Nikola Vucevic, received as part of the Dwight Howard deal, is turning heads with his recent play.
By CHRIS TOMASSONFS Florida
Nikola Vucevic know he was studying the man he eventually would replace.
When Vucevic came to Simi Valley, Calif., from Montenegro in 2007 at the age of 17, he began watching
Orlando Magic games on TV. That continued after he enrolled in 2008 at Southern California for what would be a three-year stint.
“I watched Dwight Howard,’’ Vucevic said. “He’s one of the best rebounders. Obviously, I studied the way he rebounds. I feel like he’s always in position to rebound.’’
Those lessons have helped Vucevic, who is now with the Magic. Lately, he has been rebounding in a similar fashion to Howard, the guy he replaced as the starting center, arriving in a four-team deal that featured Howard being sent last August to the Los Angeles Lakers.
Over his past 15 games, the 7-foot Vucevic has averaged 14.1 rebounds to raise his average to 11.0. If Vucevic can keep up this pace, which included an incredible 29-rebound game Dec. 31 against the Miami Heat, he has a shot at being a second straight Orlando player to win the boards title.
Howard claimed it last season. It was his fourth in eight Magic seasons.
“Dwight is the best big man in the league. You can’t replace him,’’ said Vucevic, knowing very well nobody is about to forget what Howard did with the Magic. “I knew coming in, I was not going to replace the best big man in the league. I just came in and tried to play my game.’’
Still, Vucevic’s recent showing at least has helped the Magic save some face after they were panned nationally for not getting a tremendous amount of assets for Howard. In the four-team deal, which also included Denver, Vucevic arrived from Philadelphia 76ers, who felt they could give up Vucevic due to acquiring center Andrew Bynum from the Lakers.
Bynum, out with a knee injury, hasn’t played a picosecond all season. But the mild-mannered Vucevic isn’t about to gloat that the 76ers must have regrets on moving him after he was drafted No. 16 by them in 2011.
“I’m playing well right now, but at the same time they did get one of the best big men in the league,’’ Vucevic said. “So, when he’s healthy, he’s going to help them a lot. So I guess we’ll have to wait and see when he gets back.’’
Before his current stretch, which began Dec. 14 with 17 boards Golden State, Vucevic was averaging an OK, but hardly exceptional 8.8 rebounds. But he’s begun to feel more comfortable each game in Orlando’s system.
Vucevic has grabbed 13 or more rebounds in nine of his past 15 games. While Magic coach Jacque Vaughn had been hopeful of Vucevic averaging in double figures, he couldn’t have foreseen this type of production, could he have?

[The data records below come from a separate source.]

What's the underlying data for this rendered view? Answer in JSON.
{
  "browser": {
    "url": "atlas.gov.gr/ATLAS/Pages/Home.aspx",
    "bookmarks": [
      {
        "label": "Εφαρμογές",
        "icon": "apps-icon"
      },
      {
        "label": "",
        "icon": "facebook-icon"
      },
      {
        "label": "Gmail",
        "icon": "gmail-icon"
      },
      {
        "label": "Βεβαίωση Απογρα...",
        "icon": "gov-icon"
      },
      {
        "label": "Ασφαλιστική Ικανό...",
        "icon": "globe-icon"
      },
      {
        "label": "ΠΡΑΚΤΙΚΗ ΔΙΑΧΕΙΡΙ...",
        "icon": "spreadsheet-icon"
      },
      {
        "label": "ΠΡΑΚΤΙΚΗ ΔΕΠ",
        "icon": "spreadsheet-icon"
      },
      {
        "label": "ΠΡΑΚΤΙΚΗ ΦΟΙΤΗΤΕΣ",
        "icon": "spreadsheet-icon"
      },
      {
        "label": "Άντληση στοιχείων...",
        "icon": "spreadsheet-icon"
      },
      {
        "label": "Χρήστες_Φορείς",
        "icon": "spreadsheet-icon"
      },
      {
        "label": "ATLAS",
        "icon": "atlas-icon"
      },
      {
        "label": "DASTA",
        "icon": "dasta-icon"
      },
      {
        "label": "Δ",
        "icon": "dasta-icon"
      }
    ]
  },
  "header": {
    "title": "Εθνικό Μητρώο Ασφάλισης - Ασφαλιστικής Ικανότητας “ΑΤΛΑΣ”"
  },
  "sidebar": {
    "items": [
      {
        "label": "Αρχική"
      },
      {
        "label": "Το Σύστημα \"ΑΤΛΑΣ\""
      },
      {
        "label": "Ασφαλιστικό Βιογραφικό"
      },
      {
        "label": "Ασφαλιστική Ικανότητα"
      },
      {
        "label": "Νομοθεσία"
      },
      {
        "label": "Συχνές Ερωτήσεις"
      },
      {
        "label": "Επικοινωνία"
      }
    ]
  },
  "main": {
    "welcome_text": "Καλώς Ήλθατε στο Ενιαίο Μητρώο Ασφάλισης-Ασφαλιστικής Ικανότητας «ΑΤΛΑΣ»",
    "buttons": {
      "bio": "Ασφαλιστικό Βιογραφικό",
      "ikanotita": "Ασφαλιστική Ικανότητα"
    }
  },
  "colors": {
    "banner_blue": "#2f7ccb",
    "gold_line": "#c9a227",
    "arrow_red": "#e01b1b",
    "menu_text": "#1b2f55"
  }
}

“We all have dreams so, yes, I can envision it,’’ Vaughn said. “I’m glad those are coming to fruition. He’s been unbelievable for us, consistent for us …. He has a good feel for the game of basketball. He just has got natural instincts, so he’ll gravitate toward the ball.’’
Vucevic also has been improving his offense lately. Since his monster game against the Heat, which included 20 points, Vucevic has averaged 16.0 over six games to raise his average to 11.4.
There’s still plenty of work to do on the offensive end for the second-year man. But it hasn’t taken him long to become one of the NBA’s best rebounders.
Vucevic said it would be “cool’’ one day to win a rebounding title. With Minnesota’s Kevin Love and Cleveland’s Anderson Varajeo injured, Vucevic has a shot at doing it this season.
Through Saturday, Vucevic ranks fourth. He trails Howard (12.4), Memphis’ Zach Randolph (11.7) and Houston’s Omer Asik (11.1). But Vucevic quickly has been making up ground.
“He didn’t play a ton last year in Philly, so I didn’t know a whole lot about him when he got traded,’’ Magic guard J.J. Redick said of Vucevic, who averaged 5.5 points and 4.8 rebounds over 15.9 minutes last season. “I knew he was skilled, which he was. So in a way, yeah, I guess I’m surprised at how good of a rebounder he is. He’s been spectacular …. He’s gaining confidence with each game. He’s a good player now, but he’s going to be really good.’’
It’s doubtful Vucevic ever will be another Howard, who made six All-Star Games with the Magic, three times was Defensive Player of the Year and developed into a 20-point scorer. But if Vucevic can keep pulling down 14 rebounds a night, nobody’s going to complain about that, considering Howard’s Magic average was 13.0.